A Pakistani court convicted former Prime Minister Imran Khan of revealing official secrets on Tuesday and sentenced him to 10 years — the latest in a slew of legal cases that supporters say are meant to sideline the imprisoned former cricket star just days ahead of parliamentary elections.
The Islamist politician, who was ousted in a no-confidence vote in 2022, is not on the ballot because he is already serving a three-year prison term — and more than 150 other cases are still pending against him.
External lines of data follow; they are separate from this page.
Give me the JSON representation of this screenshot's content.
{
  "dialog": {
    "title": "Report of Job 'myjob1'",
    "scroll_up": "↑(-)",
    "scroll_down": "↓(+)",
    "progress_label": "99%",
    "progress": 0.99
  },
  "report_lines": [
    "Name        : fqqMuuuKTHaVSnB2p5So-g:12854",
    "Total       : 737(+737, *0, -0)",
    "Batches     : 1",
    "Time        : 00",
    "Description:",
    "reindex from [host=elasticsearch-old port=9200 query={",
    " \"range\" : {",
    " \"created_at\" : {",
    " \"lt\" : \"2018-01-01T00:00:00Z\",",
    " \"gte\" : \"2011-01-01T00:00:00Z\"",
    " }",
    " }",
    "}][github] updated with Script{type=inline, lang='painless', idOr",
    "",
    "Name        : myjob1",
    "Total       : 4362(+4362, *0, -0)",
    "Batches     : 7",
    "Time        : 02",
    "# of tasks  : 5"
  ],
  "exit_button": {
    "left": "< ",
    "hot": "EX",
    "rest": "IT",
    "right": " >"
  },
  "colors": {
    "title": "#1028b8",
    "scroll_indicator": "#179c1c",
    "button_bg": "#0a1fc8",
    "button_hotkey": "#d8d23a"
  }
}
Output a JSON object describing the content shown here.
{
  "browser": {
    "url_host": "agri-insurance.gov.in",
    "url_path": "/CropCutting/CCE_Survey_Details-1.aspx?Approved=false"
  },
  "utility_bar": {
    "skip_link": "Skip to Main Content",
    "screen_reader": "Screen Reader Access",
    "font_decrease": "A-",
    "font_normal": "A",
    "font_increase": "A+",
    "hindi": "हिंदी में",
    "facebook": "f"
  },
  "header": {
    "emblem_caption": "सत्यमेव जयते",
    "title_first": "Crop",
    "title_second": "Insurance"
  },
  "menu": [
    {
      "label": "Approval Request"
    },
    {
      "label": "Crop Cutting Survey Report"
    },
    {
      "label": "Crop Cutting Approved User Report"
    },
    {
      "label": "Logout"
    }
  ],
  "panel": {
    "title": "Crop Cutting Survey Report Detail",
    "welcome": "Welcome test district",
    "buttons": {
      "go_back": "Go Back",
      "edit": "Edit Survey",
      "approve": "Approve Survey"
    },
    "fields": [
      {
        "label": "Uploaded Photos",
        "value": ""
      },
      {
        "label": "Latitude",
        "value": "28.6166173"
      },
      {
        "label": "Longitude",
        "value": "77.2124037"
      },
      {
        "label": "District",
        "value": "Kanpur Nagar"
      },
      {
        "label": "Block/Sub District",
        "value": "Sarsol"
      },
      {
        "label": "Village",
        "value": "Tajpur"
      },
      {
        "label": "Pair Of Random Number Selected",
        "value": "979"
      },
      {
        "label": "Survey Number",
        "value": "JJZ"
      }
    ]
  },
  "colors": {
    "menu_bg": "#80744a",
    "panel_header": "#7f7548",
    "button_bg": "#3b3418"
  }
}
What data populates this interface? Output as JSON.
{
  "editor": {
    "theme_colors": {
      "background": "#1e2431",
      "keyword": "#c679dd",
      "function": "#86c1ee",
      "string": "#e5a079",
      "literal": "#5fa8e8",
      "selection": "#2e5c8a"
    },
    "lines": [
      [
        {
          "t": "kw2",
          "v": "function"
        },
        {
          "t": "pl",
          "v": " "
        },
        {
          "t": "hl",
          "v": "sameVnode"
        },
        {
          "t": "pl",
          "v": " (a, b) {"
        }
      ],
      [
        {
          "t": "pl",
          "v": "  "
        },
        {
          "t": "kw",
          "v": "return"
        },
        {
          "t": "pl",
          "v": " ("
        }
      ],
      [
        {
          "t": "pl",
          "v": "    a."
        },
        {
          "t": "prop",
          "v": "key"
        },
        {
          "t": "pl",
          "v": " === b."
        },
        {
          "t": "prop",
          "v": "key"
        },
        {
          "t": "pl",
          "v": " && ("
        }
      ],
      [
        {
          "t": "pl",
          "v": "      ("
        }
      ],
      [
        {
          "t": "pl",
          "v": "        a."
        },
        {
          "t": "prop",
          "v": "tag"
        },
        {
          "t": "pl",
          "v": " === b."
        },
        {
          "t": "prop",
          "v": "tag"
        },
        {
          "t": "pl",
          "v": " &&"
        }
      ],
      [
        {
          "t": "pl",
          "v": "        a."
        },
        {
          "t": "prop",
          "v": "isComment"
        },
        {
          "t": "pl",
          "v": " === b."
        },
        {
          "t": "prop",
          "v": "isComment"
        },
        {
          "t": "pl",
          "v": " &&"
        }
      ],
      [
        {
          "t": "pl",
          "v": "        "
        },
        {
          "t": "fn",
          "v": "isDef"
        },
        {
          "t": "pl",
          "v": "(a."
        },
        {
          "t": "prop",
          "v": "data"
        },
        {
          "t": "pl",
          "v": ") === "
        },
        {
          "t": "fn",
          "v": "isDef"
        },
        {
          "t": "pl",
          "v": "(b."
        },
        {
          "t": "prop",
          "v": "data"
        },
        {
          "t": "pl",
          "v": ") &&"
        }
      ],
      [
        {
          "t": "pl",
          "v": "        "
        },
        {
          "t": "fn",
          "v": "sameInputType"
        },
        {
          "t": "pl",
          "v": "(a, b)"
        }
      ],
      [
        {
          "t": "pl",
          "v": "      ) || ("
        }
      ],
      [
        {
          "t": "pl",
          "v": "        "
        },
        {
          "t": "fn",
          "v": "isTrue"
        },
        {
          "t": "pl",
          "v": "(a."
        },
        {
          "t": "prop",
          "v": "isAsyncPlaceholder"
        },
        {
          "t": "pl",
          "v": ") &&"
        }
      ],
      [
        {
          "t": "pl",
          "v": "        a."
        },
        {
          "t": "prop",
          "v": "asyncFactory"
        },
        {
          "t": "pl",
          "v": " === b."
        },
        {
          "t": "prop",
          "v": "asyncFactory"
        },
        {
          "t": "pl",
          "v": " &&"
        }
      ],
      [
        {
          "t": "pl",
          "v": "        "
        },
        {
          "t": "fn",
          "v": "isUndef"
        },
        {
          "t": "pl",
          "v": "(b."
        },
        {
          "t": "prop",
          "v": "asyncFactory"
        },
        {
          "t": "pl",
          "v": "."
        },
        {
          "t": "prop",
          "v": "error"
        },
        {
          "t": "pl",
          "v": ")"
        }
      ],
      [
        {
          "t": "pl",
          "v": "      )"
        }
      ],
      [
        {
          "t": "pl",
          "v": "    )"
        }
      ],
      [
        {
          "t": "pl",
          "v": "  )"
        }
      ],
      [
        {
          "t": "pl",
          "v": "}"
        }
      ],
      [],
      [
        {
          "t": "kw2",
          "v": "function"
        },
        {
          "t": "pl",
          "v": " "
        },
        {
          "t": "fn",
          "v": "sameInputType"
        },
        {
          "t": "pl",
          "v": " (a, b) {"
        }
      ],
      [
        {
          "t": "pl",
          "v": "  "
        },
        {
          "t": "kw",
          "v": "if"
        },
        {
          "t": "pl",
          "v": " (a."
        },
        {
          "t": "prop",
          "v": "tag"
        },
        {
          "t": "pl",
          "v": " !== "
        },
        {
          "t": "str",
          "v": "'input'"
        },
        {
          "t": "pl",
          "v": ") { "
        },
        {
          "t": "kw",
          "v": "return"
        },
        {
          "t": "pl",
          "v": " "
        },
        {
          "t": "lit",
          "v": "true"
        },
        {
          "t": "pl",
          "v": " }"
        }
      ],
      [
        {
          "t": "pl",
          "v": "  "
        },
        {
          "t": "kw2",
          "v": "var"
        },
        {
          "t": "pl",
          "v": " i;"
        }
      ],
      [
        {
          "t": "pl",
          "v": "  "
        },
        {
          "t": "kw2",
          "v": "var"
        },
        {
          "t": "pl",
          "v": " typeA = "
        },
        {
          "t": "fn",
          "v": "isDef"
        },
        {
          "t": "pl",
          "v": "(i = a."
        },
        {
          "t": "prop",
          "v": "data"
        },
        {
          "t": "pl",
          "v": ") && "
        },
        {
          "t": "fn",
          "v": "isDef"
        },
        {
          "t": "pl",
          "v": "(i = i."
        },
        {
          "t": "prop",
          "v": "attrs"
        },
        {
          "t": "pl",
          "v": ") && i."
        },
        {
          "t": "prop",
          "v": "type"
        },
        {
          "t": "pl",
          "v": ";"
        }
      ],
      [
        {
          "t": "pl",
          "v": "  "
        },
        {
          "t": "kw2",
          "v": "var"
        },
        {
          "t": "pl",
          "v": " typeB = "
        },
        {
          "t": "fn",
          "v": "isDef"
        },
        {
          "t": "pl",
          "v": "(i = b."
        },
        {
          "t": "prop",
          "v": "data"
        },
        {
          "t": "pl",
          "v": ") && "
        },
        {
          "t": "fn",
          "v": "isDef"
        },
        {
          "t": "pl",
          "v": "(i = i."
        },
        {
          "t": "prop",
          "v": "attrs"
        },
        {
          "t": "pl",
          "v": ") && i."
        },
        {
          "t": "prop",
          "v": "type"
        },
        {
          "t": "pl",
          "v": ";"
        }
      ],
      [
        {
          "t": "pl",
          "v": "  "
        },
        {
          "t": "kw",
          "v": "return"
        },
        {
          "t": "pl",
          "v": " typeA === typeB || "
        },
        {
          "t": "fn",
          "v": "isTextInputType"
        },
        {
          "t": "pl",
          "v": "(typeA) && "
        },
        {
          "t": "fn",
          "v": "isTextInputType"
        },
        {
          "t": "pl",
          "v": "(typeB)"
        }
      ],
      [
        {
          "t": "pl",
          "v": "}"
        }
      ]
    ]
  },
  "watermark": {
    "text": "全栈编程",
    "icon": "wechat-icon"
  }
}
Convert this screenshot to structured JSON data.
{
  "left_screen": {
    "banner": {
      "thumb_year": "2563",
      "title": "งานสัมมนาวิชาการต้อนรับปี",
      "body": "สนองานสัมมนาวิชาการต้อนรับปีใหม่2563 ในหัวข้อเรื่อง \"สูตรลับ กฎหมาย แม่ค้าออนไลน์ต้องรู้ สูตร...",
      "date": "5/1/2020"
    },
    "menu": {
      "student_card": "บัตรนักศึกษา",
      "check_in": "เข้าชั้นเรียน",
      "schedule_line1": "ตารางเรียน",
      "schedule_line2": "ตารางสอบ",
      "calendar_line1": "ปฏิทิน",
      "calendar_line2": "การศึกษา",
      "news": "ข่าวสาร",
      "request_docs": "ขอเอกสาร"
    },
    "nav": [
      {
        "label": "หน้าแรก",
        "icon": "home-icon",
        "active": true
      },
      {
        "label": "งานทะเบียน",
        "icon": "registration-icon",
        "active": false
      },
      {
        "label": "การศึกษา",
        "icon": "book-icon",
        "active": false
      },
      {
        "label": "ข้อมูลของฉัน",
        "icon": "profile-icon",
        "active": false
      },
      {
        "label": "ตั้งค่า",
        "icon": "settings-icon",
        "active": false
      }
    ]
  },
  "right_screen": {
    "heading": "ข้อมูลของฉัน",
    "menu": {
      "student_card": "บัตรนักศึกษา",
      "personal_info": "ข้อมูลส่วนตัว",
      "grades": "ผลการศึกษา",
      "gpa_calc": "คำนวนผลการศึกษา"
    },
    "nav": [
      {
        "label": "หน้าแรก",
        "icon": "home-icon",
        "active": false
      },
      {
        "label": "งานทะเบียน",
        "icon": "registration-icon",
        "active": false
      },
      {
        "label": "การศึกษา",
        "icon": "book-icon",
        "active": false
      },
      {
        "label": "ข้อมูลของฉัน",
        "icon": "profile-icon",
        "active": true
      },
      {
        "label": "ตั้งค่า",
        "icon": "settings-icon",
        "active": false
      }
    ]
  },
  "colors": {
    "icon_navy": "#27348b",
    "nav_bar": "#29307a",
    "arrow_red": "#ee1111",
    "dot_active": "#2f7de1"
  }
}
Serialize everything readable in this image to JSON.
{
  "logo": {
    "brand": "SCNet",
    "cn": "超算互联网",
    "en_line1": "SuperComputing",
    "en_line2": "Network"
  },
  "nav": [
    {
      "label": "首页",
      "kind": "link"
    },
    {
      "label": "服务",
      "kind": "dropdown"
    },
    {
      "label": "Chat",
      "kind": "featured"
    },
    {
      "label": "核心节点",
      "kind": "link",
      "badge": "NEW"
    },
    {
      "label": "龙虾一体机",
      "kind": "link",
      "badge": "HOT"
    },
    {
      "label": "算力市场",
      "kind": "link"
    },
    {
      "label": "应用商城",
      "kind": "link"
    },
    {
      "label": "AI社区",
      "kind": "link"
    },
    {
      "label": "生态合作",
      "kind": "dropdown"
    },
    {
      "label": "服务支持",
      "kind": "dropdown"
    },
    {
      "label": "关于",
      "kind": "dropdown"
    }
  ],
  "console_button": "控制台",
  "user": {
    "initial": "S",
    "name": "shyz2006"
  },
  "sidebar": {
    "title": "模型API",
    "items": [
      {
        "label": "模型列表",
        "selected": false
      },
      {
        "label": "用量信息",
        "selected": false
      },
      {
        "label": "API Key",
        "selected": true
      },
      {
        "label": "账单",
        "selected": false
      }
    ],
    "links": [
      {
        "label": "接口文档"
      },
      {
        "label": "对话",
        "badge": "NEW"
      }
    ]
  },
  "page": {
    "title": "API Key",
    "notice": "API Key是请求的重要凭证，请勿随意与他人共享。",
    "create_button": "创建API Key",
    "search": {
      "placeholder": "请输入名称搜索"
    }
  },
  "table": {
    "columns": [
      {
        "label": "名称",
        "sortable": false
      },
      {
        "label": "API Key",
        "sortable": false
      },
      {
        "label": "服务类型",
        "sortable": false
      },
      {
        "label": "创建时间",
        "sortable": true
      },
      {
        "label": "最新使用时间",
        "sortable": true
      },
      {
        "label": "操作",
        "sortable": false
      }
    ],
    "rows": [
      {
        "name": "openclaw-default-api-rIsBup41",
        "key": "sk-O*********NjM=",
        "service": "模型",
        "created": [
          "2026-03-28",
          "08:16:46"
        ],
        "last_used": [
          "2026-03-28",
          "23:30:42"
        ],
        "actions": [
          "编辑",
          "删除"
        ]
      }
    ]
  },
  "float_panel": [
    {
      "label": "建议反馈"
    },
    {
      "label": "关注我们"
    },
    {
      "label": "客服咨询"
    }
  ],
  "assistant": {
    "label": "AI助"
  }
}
He nonetheless remains a potent political force because of his grassroots following and anti-establishment rhetoric.
However, Pakistan saw violent demonstrations after Khan’s arrest last year, and authorities have cracked down on his supporters and party since then, making them wary of staging rallies.
The February 8 elections come at a sensitive time in Pakistan, which is mired in an economic crisis that Khan’s successor, Shehbaz Sharif, has struggled to manage. Sharif was only able to get a bailout from the International Monetary Fund by agreeing to a substantial increase in tariffs on gas and electricity that led to alarming price hikes on everyday goods and made his party unpopular.
On Tuesday, Khan was convicted in what is popularly known as the cipher case, in which he was accused of exposing state secrets by waving a confidential document at a rally. The document has not been made public but is believed to be diplomatic correspondence between the Pakistani ambassador to Washington and the Foreign Ministry in Islamabad.
Khan claimed the document was proof he was being threatened and that his ouster was a US conspiracy, allegedly executed by the military and the government in Pakistan. American and Pakistani officials have denied the claim.
A special court at the prison in the garrison city of Rawalpindi where Khan is being held announced the verdict, according to Zulfiqar Bukhari, chief spokesman for Khan’s Pakistan Tehreek-e-Insaf party, or PTI.
A senior official in the party, Shah Mahmood Qureshi, who was accused of manipulating the contents of the diplomatic cable to gain political advantage, was also convicted and received a 10-year sentence.
Khan has maintained his innocence, saying he didn’t disclose the exact contents of the cable. His party dismissed the trial as a sham, and his legal team plans to appeal the conviction before the Islamabad High Court on Wednesday.
Other charges against Khan range from contempt of court to terrorism and inciting violence.
Despite discontent with the government, analysts say turnout in the upcoming election may remain low since Khan is the only one in his party who had the charisma to attract the masses.
“The dejected and disappointed supporters of Imran Khan will stay away from the voting because they have a fear in their mind that their party is not going to win the elections,” said Azim Chaudhry, a political analyst, calling PTI a “leaderless party.”
Pakistan’s human rights commission has said there is little chance of a free and fair parliamentary election since so many candidates from Khan’s party have been rejected.
Khan’s party said in a statement that it stands with Khan and Qureshi, “who defended Pakistan and stood for real independence.” It described the proceedings as a “sham trial” and said the judge did not even allow Khan’s and Qureshi’s lawyers to defend them.
However, the party asked his supporters to remain peaceful and not resort to violence.
“We should harness and channel these energies for the polling day” to ensure that Khan’s candidates win the vote “with a thumping majority,” said Omar Ayub, a longtime supporter.